> _What this task involves_
From the listing below, extract each line containing the string "gear".

> _Material shown_
━━━━━━━━━━━━━━━━

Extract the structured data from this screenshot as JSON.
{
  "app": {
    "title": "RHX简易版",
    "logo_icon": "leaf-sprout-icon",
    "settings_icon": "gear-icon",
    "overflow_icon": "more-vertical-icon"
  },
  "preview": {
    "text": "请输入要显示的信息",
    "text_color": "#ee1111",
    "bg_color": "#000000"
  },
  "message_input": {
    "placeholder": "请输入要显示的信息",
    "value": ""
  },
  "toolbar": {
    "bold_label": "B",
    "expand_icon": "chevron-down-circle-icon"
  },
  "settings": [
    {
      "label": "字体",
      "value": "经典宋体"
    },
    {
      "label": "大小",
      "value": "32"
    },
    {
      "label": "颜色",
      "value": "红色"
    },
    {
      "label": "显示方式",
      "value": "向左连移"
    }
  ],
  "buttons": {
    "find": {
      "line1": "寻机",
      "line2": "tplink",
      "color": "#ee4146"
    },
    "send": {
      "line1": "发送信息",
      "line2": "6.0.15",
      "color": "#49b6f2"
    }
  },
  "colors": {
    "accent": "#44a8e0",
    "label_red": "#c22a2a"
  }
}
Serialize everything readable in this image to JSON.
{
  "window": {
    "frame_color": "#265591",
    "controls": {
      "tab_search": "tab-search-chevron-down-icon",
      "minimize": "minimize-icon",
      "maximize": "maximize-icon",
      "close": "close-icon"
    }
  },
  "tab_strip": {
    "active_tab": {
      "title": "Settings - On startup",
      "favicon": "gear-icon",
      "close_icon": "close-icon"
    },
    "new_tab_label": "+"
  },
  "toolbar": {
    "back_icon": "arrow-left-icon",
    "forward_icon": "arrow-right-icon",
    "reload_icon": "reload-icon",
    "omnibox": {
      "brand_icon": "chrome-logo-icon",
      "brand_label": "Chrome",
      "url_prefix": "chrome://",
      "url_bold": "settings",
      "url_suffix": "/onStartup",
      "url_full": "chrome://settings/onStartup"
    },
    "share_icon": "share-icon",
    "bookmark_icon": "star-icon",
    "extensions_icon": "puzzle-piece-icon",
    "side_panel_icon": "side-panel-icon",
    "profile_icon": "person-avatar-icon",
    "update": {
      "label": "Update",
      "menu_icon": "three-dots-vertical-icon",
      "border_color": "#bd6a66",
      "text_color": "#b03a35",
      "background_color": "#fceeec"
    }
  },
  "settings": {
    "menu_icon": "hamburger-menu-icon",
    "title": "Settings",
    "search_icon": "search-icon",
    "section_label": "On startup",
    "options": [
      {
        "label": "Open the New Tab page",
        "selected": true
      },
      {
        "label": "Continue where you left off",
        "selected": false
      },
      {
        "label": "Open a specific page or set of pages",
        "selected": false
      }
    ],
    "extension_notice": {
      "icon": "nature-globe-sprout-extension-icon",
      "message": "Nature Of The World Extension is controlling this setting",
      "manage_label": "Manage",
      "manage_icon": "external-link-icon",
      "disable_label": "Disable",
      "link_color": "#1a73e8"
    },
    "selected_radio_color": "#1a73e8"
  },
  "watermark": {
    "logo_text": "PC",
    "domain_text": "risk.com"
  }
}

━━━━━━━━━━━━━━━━

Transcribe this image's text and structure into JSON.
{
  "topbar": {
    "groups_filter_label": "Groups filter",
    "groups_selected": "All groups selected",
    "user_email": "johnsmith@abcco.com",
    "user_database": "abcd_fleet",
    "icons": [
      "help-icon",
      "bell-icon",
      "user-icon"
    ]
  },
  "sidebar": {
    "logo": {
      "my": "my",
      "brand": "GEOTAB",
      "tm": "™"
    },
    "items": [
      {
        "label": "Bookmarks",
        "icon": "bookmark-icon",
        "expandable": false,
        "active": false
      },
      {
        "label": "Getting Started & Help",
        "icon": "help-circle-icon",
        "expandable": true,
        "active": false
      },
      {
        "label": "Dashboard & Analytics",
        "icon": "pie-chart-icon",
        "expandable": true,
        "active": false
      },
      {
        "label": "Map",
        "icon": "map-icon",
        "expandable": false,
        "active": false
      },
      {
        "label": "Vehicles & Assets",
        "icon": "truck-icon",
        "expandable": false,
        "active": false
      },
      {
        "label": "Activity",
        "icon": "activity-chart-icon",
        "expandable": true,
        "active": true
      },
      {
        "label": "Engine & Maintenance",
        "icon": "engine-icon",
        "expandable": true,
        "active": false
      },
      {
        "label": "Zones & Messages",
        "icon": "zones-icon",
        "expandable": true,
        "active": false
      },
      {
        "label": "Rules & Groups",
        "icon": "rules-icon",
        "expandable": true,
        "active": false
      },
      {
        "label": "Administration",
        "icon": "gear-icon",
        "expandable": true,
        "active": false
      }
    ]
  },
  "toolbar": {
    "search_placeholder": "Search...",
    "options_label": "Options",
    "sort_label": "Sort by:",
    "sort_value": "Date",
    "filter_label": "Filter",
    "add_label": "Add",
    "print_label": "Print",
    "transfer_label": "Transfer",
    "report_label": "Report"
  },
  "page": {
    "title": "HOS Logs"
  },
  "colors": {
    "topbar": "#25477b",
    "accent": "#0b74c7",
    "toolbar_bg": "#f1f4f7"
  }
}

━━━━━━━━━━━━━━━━

> _Solution for this exercise_
    "settings_icon": "gear-icon",
      "favicon": "gear-icon",
        "icon": "gear-icon",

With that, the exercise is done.